Ok. Once I climb the learning curve I'll look at that
in more detail.
I've put up a git repository to contain the changes I
need to make to embed ACL2. Both Axiom and ACL2 can sit
in the same lisp image. I have to figure out some Axiom
"cover" domains that export things like a "prove" function
and a compatible set of domains to cover the data representation.
I looked at the code a bit last night. Most of the code changes
would involve things like #- conditionally removing the ACL2
user I/O and GCL initialization.
Tim
On 10/2/2010 4:29 AM, J Strother Moore wrote:
> Hi Tim. You asked
>
>> Does ACL2 handle reasoning about interval arithmetic?
>> Are there particular books in ACL2 I should study?
> I am not aware of an interval arithmetic book.
> There have been several undergraduate student
> projects to build simple interval arithmetic books
> but none made it into the distribution. Of
> course, I presume you're aware of ACL2's extensive
> collection of rational and integer arithmetic
> books, e.g., arithmetic-5/top and the modulo
> arithmetic of ihs and the

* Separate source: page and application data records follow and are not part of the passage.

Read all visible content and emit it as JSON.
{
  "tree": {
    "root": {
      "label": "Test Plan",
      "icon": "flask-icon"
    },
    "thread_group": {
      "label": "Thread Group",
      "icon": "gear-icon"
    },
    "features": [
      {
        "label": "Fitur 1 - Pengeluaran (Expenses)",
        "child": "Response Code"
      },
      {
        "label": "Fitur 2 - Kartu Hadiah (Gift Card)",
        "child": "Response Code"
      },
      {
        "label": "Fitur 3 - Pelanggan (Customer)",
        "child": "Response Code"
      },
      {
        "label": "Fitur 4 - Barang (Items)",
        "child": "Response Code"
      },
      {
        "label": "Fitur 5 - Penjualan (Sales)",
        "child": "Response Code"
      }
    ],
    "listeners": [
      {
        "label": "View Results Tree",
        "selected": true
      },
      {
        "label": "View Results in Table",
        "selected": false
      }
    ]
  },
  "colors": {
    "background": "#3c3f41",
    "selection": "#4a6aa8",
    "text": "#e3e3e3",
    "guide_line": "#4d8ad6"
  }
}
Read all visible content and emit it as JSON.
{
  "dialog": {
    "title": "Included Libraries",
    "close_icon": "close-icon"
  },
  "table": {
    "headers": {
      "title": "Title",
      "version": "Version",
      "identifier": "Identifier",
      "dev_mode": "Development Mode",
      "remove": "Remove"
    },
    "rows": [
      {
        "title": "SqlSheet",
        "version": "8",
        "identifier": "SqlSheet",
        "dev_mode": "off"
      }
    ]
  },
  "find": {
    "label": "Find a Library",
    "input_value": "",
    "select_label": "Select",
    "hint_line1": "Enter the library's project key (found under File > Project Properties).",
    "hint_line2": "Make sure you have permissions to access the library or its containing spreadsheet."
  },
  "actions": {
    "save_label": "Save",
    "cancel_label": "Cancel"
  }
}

> register-transfer/floating point stuff of rtl
> (most recently rtl8).
>
> J
>
>